Addition Reactions of Alkenes and Alkynes
Reactions of Alcohols Nucleophilic Substitution CH 3 OH + HCl ® CH 3 Cl + H 2 O Acid Catalyzed Elimination (Dehydration) CH 3 H 2 SO 4 CH 2 OH ® CH 2 + H 2 O Oxidation CH 3 -2 H CH 2 OH ® CH 3 -2 H CHO ® CH 3 COOH with Reactive Metals CH 3 OH + Na ® CH 3 O−Na+ + ½ H 2 62
Reactions of aldehydes & ketones • aldehydes and ketones are generally synthesized by the oxidation of alcohols • therefore, reduction of an aldehyde or ketone results in an alcohol 63
Decomposition of Esters • Heating an ester in the presence of an acid catalyst and water can decompose the ester. (This is the reverse reaction of the preparation of an ester; it is an equilibrium. ) • Heating an ester in the presence of a base results in saponification (making soap).
SAMPLE PROBLEM: PLAN: Recognizing the Type of Organic Reaction State whether each reaction is an addition, elimination, or substitution: Look for changes in the number of atoms attached to carbon. • More atoms bonded to C is an addition. • Fewer atoms bonded to C is an elimination. • Same number of atoms bonded to C is a substitution.
SAMPLE PROBLEM: PLAN: Predicting the Reactions of Alcohols, Alkyl Halides, and Amines Determine the reaction type and predict the product(s) in the following: Check for functional groups and reagents, then for inorganics added.

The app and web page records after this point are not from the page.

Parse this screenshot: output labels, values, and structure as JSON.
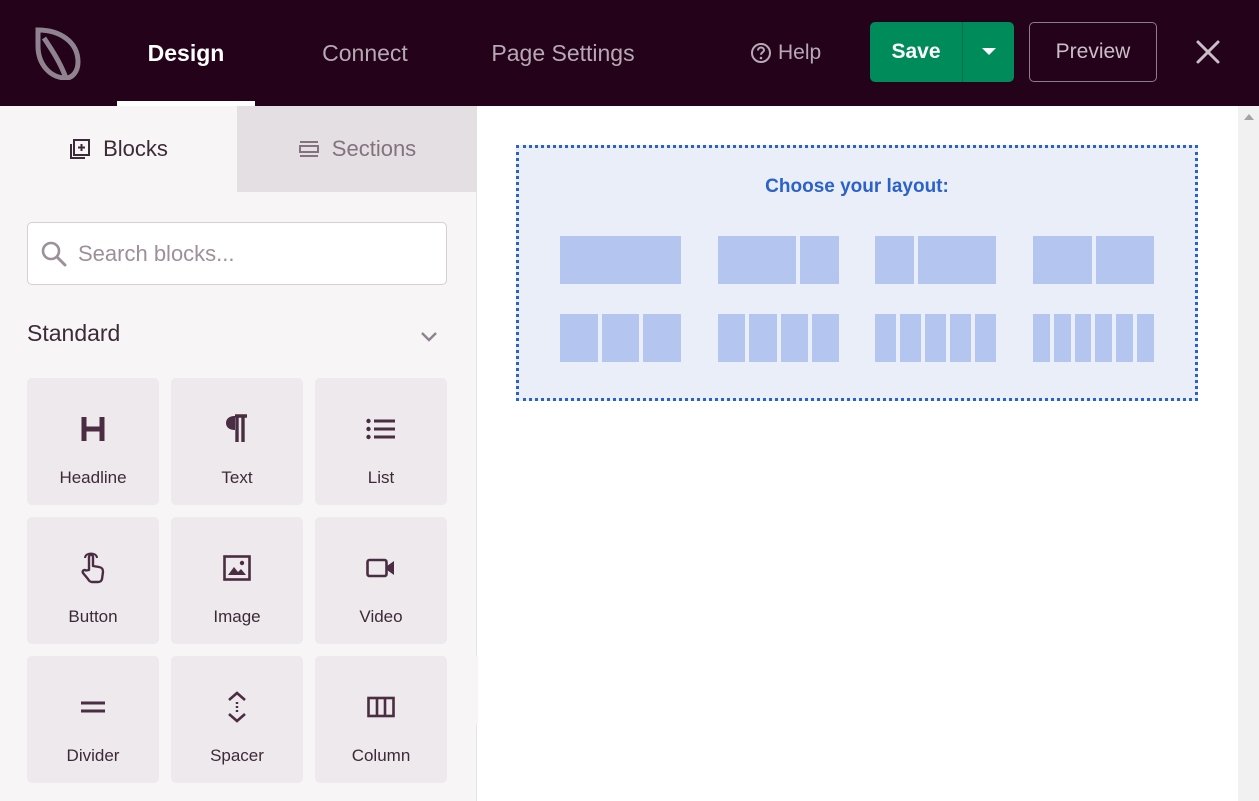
{
  "topbar": {
    "tabs": [
      {
        "label": "Design",
        "active": true
      },
      {
        "label": "Connect",
        "active": false
      },
      {
        "label": "Page Settings",
        "active": false
      }
    ],
    "help_label": "Help",
    "save_label": "Save",
    "preview_label": "Preview",
    "icons": {
      "logo": "leaf-logo",
      "help": "question-circle-icon",
      "caret": "caret-down-icon",
      "close": "close-icon"
    }
  },
  "sidebar": {
    "tabs": [
      {
        "label": "Blocks",
        "icon": "add-block-icon",
        "active": true
      },
      {
        "label": "Sections",
        "icon": "sections-icon",
        "active": false
      }
    ],
    "search_placeholder": "Search blocks...",
    "section_title": "Standard",
    "blocks": [
      {
        "label": "Headline",
        "icon": "headline-icon"
      },
      {
        "label": "Text",
        "icon": "paragraph-icon"
      },
      {
        "label": "List",
        "icon": "list-icon"
      },
      {
        "label": "Button",
        "icon": "pointer-hand-icon"
      },
      {
        "label": "Image",
        "icon": "image-icon"
      },
      {
        "label": "Video",
        "icon": "video-camera-icon"
      },
      {
        "label": "Divider",
        "icon": "divider-icon"
      },
      {
        "label": "Spacer",
        "icon": "spacer-icon"
      },
      {
        "label": "Column",
        "icon": "columns-icon"
      }
    ]
  },
  "canvas": {
    "layout_title": "Choose your layout:",
    "layouts": [
      {
        "name": "1-column",
        "columns": [
          1
        ]
      },
      {
        "name": "2-3-1-3",
        "columns": [
          2,
          1
        ]
      },
      {
        "name": "1-3-2-3",
        "columns": [
          1,
          2
        ]
      },
      {
        "name": "2-columns",
        "columns": [
          1,
          1
        ]
      },
      {
        "name": "3-columns",
        "columns": [
          1,
          1,
          1
        ]
      },
      {
        "name": "4-columns",
        "columns": [
          1,
          1,
          1,
          1
        ]
      },
      {
        "name": "5-columns",
        "columns": [
          1,
          1,
          1,
          1,
          1
        ]
      },
      {
        "name": "6-columns",
        "columns": [
          1,
          1,
          1,
          1,
          1,
          1
        ]
      }
    ]
  },
  "colors": {
    "topbar": "#23021a",
    "save": "#008b5a",
    "accent": "#2a62c9",
    "layout_col": "#b4c5f0"
  }
}
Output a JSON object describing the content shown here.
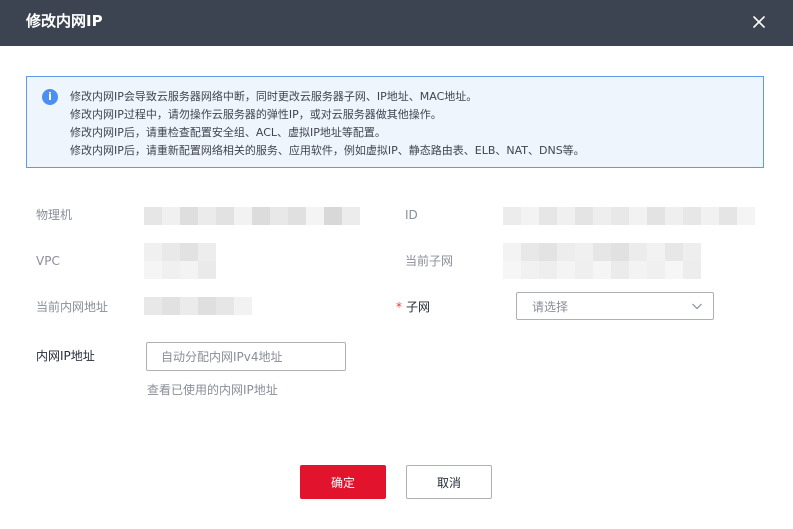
{
  "dialog": {
    "title": "修改内网IP",
    "close_icon": "close-icon"
  },
  "notice": {
    "icon": "info-icon",
    "icon_glyph": "i",
    "lines": [
      "修改内网IP会导致云服务器网络中断，同时更改云服务器子网、IP地址、MAC地址。",
      "修改内网IP过程中，请勿操作云服务器的弹性IP，或对云服务器做其他操作。",
      "修改内网IP后，请重检查配置安全组、ACL、虚拟IP地址等配置。",
      "修改内网IP后，请重新配置网络相关的服务、应用软件，例如虚拟IP、静态路由表、ELB、NAT、DNS等。"
    ]
  },
  "fields": {
    "physical_label": "物理机",
    "id_label": "ID",
    "vpc_label": "VPC",
    "current_subnet_label": "当前子网",
    "current_ip_label": "当前内网地址",
    "subnet_label": "子网",
    "subnet_required_mark": "*",
    "subnet_placeholder": "请选择",
    "ip_label": "内网IP地址",
    "ip_placeholder": "自动分配内网IPv4地址",
    "used_ip_link": "查看已使用的内网IP地址"
  },
  "buttons": {
    "confirm": "确定",
    "cancel": "取消"
  },
  "colors": {
    "header_bg": "#3c4452",
    "primary": "#e2142d",
    "info": "#4b8ff2",
    "notice_border": "#5e9ae8",
    "notice_bg": "#eef5fd"
  }
}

In (a) the -OH will substitute in the alkyl halide; in (b) the amine and alkyl halide will undergo a substitution of amine for halogen; in (c) the inorganics form a strong oxidizing agent resulting in an elimination.
MONOMERS of POLYMERS
Steps in the free-radical polymerization of ethylene.
The structure of glucose in aqueous solution and the formation of a disaccharide